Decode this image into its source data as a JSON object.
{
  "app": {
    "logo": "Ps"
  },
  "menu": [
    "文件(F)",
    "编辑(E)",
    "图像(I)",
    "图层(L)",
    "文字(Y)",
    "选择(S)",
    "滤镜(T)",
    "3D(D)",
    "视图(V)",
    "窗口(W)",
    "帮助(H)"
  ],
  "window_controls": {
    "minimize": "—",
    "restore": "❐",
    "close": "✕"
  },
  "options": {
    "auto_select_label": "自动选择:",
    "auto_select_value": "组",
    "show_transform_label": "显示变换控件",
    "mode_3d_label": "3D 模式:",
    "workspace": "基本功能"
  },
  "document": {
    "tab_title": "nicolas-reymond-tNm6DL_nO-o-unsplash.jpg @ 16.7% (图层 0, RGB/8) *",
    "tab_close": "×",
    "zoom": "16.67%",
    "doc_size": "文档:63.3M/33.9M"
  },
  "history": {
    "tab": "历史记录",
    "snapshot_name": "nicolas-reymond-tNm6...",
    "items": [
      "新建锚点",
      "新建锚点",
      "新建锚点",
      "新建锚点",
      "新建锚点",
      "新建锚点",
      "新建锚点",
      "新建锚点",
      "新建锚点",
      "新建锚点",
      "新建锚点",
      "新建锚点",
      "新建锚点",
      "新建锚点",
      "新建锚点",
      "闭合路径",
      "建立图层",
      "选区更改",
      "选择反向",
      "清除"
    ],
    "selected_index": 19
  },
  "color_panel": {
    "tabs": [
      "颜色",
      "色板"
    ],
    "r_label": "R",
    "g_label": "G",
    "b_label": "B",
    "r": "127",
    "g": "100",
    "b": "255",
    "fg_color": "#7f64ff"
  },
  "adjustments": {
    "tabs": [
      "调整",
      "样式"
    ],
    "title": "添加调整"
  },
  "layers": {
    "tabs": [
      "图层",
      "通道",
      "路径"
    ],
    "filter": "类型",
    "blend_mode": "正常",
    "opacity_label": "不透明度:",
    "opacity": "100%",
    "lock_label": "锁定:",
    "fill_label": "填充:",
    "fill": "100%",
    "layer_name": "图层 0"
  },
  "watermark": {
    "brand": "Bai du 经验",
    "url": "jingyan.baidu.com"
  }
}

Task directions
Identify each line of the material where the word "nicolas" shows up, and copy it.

Exercise response
    "tab_title": "nicolas-reymond-tNm6DL_nO-o-unsplash.jpg @ 16.7% (图层 0, RGB/8) *",
    "snapshot_name": "nicolas-reymond-tNm6...",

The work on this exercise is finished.